Scan the data. Collect each line that contains the word "cherry".

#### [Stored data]
_ _ _ _ _ _ _

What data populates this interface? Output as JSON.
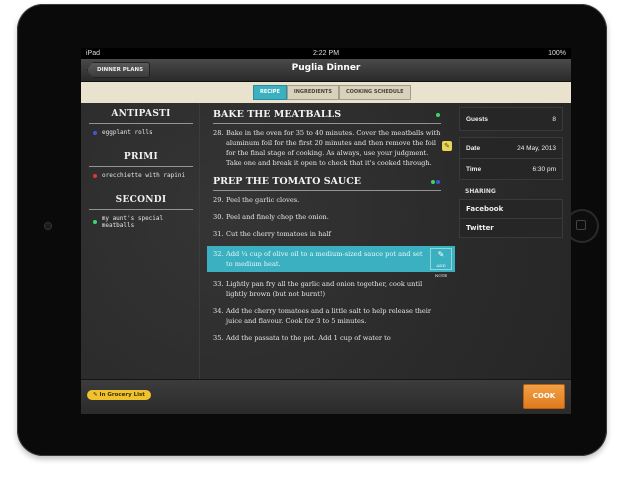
{
  "status": {
    "carrier": "iPad",
    "time": "2:22 PM",
    "battery": "100%"
  },
  "nav": {
    "back_label": "DINNER PLANS",
    "title": "Puglia Dinner"
  },
  "tabs": [
    {
      "label": "RECIPE",
      "active": true
    },
    {
      "label": "INGREDIENTS",
      "active": false
    },
    {
      "label": "COOKING SCHEDULE",
      "active": false
    }
  ],
  "menu": {
    "sections": [
      {
        "title": "ANTIPASTI",
        "items": [
          {
            "label": "eggplant rolls",
            "dot": "#3b5bd6"
          }
        ]
      },
      {
        "title": "PRIMI",
        "items": [
          {
            "label": "orecchiette with rapini",
            "dot": "#d63b3b"
          }
        ]
      },
      {
        "title": "SECONDI",
        "items": [
          {
            "label": "my aunt's special meatballs",
            "dot": "#3bd66a"
          }
        ]
      }
    ]
  },
  "recipe": {
    "bake_heading": "BAKE THE MEATBALLS",
    "step28_num": "28.",
    "step28": "Bake in the oven for 35 to 40 minutes. Cover the meatballs with aluminum foil for the first 20 minutes and then remove the foil for the final stage of cooking. As always, use your judgment. Take one and break it open to check that it's cooked through.",
    "prep_heading": "PREP THE TOMATO SAUCE",
    "steps": [
      {
        "num": "29.",
        "text": "Peel the garlic cloves."
      },
      {
        "num": "30.",
        "text": "Peel and finely chop the onion."
      },
      {
        "num": "31.",
        "text": "Cut the cherry tomatoes in half"
      },
      {
        "num": "32.",
        "text": "Add ¼ cup of olive oil to a medium-sized sauce pot and set to medium heat."
      },
      {
        "num": "33.",
        "text": "Lightly pan fry all the garlic and onion together, cook until lightly brown (but not burnt!)"
      },
      {
        "num": "34.",
        "text": "Add the cherry tomatoes and a little salt to help release their juice and flavour. Cook for 3 to 5 minutes."
      },
      {
        "num": "35.",
        "text": "Add the passata to the pot. Add 1 cup of water to"
      }
    ],
    "add_note_label": "ADD NOTE"
  },
  "details": {
    "guests_label": "Guests",
    "guests_value": "8",
    "date_label": "Date",
    "date_value": "24 May, 2013",
    "time_label": "Time",
    "time_value": "6:30 pm",
    "sharing_label": "SHARING",
    "facebook": "Facebook",
    "twitter": "Twitter"
  },
  "bottom": {
    "grocery_label": "In Grocery List",
    "cook_label": "COOK THIS!"
  },
  "colors": {
    "accent": "#3bb0c0",
    "cook": "#e88a2e",
    "grocery": "#f0c22e"
  }
}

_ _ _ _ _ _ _

#### [Task result]
        "text": "Cut the cherry tomatoes in half"
        "text": "Add the cherry tomatoes and a little salt to help release their juice and flavour. Cook for 3 to 5 minutes."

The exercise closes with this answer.